INSTRUCTIONS TO FOLLOW
Among the records that follow, find each line holding the word "more" and copy it.

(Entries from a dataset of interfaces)
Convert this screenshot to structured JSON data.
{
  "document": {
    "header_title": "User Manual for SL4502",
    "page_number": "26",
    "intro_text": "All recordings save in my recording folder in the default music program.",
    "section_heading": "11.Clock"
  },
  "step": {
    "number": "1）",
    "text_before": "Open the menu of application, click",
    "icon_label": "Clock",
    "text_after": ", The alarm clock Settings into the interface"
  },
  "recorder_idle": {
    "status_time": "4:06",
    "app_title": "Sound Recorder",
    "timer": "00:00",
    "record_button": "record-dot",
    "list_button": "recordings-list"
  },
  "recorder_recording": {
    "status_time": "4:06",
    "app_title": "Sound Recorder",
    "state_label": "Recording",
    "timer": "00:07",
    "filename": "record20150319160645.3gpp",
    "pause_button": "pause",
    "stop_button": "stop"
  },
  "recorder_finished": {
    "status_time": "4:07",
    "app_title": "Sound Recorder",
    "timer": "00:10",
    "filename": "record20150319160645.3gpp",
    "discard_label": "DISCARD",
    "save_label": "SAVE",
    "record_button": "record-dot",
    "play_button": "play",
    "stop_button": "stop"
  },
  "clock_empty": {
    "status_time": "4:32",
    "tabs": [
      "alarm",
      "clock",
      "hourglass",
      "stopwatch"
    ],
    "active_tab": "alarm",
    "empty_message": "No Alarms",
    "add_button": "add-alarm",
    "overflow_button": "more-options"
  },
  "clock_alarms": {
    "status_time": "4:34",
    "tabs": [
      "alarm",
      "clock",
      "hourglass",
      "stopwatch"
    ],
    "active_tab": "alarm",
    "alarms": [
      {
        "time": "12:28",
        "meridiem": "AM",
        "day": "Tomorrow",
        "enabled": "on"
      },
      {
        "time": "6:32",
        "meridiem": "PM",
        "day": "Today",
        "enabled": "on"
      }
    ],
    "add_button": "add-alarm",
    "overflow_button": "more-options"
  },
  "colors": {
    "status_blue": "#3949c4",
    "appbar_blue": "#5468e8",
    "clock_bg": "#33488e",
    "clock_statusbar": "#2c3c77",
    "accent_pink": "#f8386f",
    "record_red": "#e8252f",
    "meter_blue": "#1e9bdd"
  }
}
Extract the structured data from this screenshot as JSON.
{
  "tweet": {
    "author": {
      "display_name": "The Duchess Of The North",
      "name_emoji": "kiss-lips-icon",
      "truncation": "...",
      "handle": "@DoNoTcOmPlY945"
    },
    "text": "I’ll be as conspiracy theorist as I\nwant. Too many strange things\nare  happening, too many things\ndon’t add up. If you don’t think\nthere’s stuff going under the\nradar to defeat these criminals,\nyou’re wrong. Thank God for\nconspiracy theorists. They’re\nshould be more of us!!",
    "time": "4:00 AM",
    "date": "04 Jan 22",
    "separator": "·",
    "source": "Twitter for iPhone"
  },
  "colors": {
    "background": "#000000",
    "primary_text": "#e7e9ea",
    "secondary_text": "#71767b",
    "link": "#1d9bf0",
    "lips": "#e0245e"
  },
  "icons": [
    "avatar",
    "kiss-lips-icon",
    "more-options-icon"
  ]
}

EXPECTED ANSWER
    "overflow_button": "more-options"
    "overflow_button": "more-options"
    "text": "I’ll be as conspiracy theorist as I\nwant. Too many strange things\nare  happening, too many things\ndon’t add up. If you don’t think\nthere’s stuff going under the\nradar to defeat these criminals,\nyou’re wrong. Thank God for\nconspiracy theorists. They’re\nshould be more of us!!",
    "more-options-icon"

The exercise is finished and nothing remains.